Stanley Saitowitz | Natoma Architects Inc.

Stanley Saitowitz | Natoma Architects Inc.

Stanley Saitowitz
Natoma Architects Inc.

188 Hooper

San Francisco, CA | 2020

188 Hooper
CCA’s Main Building, 1111 Eighth, is the starting point for 188 Hooper Freshmen Residences. The converted 1950’s SOM/Walter Netsch Greyhound Bus Building was designed under the influence of Mies and IIT. Our goal is to use this building, with its red grids and glass, as the basis of an identifiable language to build a campus identity for CCA.
Our site is immediately adjacent to the main building. By reconfiguring the intersections at either end of Eighth Street, a mall is established, with gateways, widened sidewalks and landscape, onto which the ground floor of the new building expands.

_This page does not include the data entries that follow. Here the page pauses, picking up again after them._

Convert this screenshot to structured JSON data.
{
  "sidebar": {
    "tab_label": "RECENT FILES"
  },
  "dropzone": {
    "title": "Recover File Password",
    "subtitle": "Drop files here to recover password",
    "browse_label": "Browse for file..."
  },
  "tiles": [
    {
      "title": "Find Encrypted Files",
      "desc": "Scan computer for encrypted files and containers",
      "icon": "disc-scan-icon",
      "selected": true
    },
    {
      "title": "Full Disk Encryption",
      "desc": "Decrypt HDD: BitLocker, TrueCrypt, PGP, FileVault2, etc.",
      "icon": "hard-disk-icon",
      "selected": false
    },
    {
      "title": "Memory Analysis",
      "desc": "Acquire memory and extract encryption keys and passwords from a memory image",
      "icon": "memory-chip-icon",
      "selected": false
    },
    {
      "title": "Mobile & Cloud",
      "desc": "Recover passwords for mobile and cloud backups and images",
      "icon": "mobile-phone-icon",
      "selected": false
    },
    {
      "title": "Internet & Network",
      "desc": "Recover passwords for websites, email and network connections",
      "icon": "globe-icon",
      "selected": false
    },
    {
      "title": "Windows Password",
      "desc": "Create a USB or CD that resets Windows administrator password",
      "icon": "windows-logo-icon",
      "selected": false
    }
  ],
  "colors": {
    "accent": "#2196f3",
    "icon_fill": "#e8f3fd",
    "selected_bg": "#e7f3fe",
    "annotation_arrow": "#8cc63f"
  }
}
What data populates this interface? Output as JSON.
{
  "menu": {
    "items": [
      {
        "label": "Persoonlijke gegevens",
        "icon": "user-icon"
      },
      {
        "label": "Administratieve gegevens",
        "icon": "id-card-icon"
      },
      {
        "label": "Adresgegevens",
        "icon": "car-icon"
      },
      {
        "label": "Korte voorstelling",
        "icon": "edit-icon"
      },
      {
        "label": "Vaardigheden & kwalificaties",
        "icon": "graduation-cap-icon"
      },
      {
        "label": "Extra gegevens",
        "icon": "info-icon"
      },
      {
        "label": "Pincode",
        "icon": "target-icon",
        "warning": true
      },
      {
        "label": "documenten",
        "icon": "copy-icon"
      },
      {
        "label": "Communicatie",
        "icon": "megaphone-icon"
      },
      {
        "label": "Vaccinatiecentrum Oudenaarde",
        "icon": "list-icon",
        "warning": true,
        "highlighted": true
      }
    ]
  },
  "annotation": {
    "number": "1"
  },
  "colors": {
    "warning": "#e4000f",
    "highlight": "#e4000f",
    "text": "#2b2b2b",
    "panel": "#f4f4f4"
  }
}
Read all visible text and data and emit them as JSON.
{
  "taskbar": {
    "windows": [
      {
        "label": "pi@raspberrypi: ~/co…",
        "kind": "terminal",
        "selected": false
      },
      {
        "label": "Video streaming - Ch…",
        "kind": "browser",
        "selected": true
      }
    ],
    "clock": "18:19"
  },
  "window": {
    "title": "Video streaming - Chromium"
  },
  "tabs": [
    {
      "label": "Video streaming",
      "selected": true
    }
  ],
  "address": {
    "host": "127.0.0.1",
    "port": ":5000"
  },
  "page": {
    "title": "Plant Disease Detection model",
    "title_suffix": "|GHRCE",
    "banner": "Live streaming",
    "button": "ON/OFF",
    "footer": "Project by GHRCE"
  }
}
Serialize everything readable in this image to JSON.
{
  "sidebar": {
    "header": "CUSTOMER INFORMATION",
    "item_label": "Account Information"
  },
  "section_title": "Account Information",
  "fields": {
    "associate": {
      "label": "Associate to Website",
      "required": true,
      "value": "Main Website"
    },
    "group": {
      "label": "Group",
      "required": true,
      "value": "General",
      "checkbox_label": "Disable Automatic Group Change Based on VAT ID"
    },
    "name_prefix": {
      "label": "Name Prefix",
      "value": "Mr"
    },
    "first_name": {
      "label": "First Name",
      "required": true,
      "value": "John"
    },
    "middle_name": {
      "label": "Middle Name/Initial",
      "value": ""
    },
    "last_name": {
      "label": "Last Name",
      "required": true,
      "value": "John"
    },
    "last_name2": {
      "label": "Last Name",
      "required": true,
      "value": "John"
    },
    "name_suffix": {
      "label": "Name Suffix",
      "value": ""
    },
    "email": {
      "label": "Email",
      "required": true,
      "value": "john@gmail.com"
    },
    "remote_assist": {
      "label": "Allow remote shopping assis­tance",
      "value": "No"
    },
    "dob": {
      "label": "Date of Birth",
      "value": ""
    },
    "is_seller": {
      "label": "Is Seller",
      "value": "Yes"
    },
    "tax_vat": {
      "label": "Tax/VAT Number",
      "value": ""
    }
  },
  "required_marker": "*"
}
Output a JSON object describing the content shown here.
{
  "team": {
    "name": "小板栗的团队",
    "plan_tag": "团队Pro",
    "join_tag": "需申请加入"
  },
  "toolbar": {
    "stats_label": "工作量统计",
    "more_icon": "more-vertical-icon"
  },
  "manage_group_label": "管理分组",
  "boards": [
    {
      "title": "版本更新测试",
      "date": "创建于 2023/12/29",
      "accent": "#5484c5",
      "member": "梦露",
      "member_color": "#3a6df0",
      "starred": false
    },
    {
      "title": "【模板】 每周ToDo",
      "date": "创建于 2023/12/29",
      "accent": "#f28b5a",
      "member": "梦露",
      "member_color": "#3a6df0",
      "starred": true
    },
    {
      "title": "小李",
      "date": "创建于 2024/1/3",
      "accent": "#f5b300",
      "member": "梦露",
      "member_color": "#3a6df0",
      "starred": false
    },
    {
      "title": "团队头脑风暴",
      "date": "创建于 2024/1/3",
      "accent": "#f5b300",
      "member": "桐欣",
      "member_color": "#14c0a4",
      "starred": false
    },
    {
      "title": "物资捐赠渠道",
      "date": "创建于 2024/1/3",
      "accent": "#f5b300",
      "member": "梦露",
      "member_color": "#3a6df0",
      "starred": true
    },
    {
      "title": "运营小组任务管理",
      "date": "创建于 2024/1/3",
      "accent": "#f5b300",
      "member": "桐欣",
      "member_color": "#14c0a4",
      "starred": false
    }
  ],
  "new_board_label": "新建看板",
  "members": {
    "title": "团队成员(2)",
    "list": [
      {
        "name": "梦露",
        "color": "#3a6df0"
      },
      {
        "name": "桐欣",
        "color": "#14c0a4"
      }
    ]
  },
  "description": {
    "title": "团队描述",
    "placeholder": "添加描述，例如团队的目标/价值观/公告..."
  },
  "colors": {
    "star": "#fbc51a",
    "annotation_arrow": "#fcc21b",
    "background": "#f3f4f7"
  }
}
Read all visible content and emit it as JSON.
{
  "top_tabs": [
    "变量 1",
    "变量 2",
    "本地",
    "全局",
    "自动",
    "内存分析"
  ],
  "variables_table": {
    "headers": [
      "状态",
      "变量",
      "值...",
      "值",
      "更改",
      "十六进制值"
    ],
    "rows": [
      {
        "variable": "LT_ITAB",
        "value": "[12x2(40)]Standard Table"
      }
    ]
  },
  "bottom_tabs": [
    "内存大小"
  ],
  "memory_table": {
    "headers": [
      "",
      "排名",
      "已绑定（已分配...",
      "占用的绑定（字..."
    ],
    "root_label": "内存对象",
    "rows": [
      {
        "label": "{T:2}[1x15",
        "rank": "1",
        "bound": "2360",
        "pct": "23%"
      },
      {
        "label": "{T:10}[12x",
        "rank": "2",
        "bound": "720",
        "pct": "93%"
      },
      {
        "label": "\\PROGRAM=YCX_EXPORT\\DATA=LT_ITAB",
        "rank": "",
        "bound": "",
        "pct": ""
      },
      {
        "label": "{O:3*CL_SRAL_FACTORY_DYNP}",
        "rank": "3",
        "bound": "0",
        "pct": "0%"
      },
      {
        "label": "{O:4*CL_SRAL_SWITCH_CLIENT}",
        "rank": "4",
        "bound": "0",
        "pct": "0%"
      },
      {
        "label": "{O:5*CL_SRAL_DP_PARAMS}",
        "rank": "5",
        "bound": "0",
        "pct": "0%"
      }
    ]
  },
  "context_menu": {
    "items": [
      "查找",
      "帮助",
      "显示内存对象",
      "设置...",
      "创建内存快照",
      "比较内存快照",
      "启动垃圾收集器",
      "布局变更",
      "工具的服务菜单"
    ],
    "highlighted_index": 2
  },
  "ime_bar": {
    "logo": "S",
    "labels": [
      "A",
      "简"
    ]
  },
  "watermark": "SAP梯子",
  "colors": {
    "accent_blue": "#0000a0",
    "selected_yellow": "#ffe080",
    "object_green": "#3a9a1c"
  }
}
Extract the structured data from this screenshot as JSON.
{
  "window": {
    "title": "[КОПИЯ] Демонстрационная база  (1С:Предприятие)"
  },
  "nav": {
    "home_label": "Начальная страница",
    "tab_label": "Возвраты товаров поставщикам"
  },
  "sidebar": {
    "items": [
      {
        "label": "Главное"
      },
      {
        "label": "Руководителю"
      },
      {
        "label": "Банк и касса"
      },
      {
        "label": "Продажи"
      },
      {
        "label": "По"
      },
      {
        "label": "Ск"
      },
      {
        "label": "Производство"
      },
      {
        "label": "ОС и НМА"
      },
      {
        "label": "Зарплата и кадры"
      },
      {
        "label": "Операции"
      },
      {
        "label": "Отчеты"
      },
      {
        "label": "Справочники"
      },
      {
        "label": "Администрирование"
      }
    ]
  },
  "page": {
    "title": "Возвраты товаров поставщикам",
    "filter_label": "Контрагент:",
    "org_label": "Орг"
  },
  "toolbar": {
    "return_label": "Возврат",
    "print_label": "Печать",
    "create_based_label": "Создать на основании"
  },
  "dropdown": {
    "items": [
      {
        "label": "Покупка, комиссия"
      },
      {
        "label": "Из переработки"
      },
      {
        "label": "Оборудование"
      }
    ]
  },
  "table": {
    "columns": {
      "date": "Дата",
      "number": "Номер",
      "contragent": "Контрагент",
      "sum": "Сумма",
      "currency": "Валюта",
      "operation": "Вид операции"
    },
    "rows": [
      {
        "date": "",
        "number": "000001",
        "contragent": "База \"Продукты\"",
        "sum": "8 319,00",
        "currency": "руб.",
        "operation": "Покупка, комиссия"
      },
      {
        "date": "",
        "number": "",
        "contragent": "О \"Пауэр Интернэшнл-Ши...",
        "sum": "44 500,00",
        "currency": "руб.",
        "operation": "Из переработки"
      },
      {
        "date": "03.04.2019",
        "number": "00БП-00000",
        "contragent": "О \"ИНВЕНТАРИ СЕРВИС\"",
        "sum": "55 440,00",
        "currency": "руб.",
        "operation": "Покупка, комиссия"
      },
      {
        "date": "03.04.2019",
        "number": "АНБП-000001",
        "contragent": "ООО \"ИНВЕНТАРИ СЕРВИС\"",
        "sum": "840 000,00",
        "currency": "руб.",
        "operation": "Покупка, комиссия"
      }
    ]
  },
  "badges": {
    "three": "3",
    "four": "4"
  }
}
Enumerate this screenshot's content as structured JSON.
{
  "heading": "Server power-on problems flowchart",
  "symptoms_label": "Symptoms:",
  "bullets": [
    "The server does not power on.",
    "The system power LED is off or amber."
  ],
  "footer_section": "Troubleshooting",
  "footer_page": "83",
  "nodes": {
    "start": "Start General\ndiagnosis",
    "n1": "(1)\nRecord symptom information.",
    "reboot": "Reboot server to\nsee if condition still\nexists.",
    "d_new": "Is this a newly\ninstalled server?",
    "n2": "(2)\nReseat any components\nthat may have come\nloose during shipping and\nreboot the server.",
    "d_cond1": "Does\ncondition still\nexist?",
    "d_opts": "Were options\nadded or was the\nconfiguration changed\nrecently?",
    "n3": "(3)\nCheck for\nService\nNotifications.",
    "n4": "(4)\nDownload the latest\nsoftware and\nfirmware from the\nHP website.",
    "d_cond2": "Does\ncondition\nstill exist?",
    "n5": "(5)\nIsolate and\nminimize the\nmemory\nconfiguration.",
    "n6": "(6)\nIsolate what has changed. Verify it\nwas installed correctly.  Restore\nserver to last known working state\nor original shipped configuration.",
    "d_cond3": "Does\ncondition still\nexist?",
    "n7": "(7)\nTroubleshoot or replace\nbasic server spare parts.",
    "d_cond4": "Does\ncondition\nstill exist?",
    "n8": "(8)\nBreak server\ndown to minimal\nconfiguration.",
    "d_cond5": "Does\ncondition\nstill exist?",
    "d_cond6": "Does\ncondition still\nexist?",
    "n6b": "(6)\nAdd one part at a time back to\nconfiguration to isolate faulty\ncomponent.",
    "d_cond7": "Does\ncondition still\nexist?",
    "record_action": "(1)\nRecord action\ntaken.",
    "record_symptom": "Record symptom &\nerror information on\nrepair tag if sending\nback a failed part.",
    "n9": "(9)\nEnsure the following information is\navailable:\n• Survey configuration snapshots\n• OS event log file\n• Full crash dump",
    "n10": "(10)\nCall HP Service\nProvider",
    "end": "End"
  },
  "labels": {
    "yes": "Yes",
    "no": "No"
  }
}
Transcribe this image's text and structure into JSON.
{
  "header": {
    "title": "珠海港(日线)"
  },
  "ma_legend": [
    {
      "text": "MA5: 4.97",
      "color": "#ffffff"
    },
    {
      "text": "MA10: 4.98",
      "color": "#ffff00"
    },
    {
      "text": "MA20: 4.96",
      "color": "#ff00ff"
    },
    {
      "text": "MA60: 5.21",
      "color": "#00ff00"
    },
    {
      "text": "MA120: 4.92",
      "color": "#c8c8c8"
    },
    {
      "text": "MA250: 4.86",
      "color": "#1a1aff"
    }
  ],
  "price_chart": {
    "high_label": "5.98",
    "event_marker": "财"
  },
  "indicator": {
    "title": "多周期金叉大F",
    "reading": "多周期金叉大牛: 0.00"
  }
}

A large sidewalk bulbout rationalizes the colliding street grids at 8th and Carolina, decreasing the asphalt and providing a triangular parklet with seating and landscape at the main entry to the building, demarcated with a triangular projecting canopy.
This level is dedicated to the Gallery Cafe, which spills out onto Eighth and Hooper and the courtyard. Hooper Street receives traffic calming to link to the main building.
Above, four floors are gridded into five houses, connected by the open court and a pair of common spaces which bridge over it. Each of the houses are made up of double loaded corridors with student rooms on either side. The rooms are compact and efficient, with furniture for storage, beds and desks, and a compartmentalized bathroom. There are 520 beds in single, double and quadruple occupancy configurations.
Both the triangular corner, where the elevators land, and the two bridges, are shared common spaces for lounges, study, meeting, working, playing and dinning, of more than 3,000 sq. ft. per level.
The top floor has single rooms for seniors, and an outdoor terrace at the triangular corner which overlooks the city skyline.
On the rooftop are photovoltaics and solar hot water units.

CCA Café and Gallery

The CCA Café and Gallery combines food and art, and is both eating and exhibition, a broad range of dining options in a space that allows display of the work of the school.
The exoskeleton of 188 Hooper, which extends the language of the original SOM greyhound terminal, continues into the interior. Here the grid becomes both screening, dividing the space into discreet areas; ceiling, concealing mechanisms from above; and framework for the gallery display.
A wide range of seating options match the wide range of food choices. Counters, four tops, banquets, communal tables, lounging around a fire, and outdoor tables provide options to enjoy the expresso bar, deli, pizza, comfort and ethnic foods.
The open kitchen allows students to experience how their food is made as a learning experience.
A convenience store provides to go items for in room dining.
The large glass storefronts on Hooper and Eighth activate the streetscape, making the CCA Café and Gallery a lively part of the urban realm.